The head of the state ethics commission, Janet DiFiore, says she has “done nothing wrong”, after allegations she used her influence as Westchester County DA to obtain welfare benefits for her maid. DiFiore spoke after a lengthy closed door session of the ethics commission. Capitol Correspondent Karen DeWitt reports…
The allegations against the Westchester County DA chosen by Governor Cuomo to head a newly formulated state ethics commission were first reported in the New York Post. The paper quoted a political rival of Janet DiFiore, who accused the DA of improperly using her influence to obtain food stamps, Medicaid and other government welfare benefits for her long time live in servant. The Westchester County Social services agency is investigating.
DiFiore refused to discuss details, when she was asked about them following a lengthy closed door meeting of the ethics commission.
“I have done nothing wrong on anyone’s behalf, let alone someone who was an employee for me,” said Di Fiore, who called the allegations a “politically motivated attack.”
The over three-hour closed executive session was preceded by a 26 minute public portion of the meeting.
In the meeting commission members squabbled over procedures to adopt regarding staff confidentiality agreements.
During the public portion of the meeting reporters were restricted from leaving their seats to better record the discussion, and video cameras were asked to leave half way through the proceedings. Commission spokesman John Milgrim says the reason was that the room was at its 49 person capacity, but a count of those present, recorded by video cameras before they were asked to leave, showed no more than 40 persons at the meeting. Milgrim says the meeting was available on the web.
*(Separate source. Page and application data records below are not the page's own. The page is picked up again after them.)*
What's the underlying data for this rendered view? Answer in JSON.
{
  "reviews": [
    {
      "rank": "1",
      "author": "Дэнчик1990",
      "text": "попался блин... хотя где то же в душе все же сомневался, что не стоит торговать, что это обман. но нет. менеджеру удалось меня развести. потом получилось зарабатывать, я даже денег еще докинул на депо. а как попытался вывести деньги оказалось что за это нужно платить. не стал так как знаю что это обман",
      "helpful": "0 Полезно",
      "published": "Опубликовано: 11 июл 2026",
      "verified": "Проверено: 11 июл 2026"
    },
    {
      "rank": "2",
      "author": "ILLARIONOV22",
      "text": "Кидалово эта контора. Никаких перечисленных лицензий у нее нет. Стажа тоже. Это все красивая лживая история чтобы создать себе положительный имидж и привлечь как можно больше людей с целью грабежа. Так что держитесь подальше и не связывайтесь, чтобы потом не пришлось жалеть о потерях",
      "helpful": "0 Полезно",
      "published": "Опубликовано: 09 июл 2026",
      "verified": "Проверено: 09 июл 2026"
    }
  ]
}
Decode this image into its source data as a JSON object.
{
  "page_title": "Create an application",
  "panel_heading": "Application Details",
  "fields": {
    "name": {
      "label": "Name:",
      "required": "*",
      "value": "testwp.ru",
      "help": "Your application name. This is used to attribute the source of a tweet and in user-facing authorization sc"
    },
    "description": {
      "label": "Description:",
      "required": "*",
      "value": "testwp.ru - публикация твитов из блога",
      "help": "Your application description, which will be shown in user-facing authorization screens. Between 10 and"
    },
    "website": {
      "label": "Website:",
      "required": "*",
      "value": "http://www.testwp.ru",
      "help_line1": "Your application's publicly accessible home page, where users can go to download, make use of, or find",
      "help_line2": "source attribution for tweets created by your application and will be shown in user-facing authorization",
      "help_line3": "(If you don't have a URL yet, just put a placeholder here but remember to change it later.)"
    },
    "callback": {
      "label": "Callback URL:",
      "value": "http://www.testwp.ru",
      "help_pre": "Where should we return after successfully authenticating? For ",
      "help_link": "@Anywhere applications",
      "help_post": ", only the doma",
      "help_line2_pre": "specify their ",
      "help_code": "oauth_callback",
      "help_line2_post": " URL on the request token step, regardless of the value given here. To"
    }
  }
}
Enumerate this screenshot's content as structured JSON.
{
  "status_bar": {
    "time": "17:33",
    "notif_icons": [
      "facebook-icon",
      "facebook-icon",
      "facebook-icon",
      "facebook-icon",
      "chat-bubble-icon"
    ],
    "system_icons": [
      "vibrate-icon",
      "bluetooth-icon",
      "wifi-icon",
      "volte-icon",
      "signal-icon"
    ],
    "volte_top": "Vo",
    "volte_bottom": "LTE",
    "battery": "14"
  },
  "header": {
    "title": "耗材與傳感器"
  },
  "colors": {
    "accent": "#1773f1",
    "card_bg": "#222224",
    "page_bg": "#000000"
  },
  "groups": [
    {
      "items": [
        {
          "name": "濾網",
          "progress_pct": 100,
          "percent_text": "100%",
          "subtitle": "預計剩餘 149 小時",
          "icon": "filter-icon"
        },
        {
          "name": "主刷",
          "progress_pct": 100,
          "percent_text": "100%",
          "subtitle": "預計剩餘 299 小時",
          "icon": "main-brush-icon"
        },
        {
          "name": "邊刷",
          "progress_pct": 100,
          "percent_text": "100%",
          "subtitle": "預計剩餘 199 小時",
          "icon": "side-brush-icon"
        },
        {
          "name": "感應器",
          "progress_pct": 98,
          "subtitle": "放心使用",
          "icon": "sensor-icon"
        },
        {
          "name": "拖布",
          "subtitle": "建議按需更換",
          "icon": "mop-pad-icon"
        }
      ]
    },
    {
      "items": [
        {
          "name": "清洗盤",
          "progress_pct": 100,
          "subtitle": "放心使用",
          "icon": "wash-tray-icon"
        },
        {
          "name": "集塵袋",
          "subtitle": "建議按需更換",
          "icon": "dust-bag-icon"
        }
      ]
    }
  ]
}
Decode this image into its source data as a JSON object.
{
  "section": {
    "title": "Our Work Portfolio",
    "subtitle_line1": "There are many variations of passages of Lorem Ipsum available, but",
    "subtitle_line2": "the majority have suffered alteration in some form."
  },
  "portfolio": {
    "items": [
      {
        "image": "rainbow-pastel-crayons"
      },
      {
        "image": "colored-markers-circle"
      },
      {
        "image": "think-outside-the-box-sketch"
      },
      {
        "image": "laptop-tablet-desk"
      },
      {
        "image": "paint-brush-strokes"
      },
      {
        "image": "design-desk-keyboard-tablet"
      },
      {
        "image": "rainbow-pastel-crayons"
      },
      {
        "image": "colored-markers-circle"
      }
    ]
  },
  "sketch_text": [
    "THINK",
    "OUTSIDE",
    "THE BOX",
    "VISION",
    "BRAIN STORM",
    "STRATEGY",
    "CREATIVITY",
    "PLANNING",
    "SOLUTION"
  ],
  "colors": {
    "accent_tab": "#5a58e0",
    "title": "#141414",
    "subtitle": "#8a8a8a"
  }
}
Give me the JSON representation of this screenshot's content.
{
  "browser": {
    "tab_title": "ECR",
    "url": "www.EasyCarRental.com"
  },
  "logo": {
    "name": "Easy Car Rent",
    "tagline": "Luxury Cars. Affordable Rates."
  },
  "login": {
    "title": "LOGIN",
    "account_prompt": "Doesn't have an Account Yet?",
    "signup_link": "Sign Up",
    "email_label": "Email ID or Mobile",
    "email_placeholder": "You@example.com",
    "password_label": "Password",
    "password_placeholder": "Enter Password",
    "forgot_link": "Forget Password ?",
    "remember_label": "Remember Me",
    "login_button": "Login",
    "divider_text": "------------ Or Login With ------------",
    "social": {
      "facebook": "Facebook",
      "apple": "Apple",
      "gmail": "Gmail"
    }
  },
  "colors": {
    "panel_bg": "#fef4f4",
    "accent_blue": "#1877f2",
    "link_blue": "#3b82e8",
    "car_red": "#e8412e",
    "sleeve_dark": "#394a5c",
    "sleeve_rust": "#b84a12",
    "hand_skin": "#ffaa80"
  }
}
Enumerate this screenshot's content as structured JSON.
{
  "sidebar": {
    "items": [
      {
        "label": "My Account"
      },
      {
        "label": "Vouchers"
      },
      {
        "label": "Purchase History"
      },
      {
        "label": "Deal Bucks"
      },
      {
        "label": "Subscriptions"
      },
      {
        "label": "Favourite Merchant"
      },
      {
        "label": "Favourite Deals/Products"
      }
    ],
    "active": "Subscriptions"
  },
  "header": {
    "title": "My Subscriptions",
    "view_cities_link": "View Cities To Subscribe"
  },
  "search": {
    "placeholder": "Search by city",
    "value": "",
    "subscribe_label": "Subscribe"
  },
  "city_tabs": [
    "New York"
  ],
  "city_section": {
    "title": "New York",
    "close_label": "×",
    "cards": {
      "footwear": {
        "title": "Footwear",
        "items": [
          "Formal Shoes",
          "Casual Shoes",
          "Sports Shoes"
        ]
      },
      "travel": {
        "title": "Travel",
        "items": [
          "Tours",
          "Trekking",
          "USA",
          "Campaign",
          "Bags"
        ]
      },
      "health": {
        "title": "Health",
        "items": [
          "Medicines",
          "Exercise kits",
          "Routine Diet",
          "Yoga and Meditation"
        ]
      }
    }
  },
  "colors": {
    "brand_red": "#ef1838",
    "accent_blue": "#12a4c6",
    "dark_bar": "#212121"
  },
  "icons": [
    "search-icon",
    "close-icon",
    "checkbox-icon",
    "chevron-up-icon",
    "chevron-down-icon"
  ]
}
One day before the meeting, Governor Andrew Cuomo offered a qualified defense of DiFiore, saying she seemed the best person for the job.
“A sitting district attorney, that says serious,” Cuomo said.
Cuomo refused to get drawn in to the controversy.
“I’ll leave that to Westchester County to sort out,” Cuomo said. “And I’ll stay out of the county’s process and stay out of the local politics.”
The governor says he has not spoken to DiFiore since the allegations surfaced.
The questions over Ethics Chair DiFiore’s domestic help are not the only controversy connected to the ethics commission. Recently, it was leaked that the commission was investigating a complaint about the second most powerful Senator in the Majority Republican conference, Deputy Majority Leader Tom Libous, over allegations that surfaced in an unrelated corruption trial.
Senate Majority Leader Dean Skelos initially demanded an investigation of the leak, saying a crime had been committed. It’s illegal for commission members to discuss on going investigations. But Skelos later backed off that stance, saying it would be hard to prove and better to fix up the laws governing the ethics commission instead.
“Our effort is better off directed towards improving the legislation,” said Skelos. “Rather than an investigation that probably won’t get any result.”
Governor Cuomo, who convinced the legislature to create the ethics panel last year, after the previous ethics commission had been discredited, admits that some of the rules governing the commission may need some tweaking.
“The constant dialogue that is coming from the commission I find troubling,” Cuomo said.
Cuomo says overall, though he is “fully confident” that the ethics commission will achieve its goal of improving government ethics, but he admits it’s a “very complicated undertaking.”
In Albany, I’m Karen DeWitt.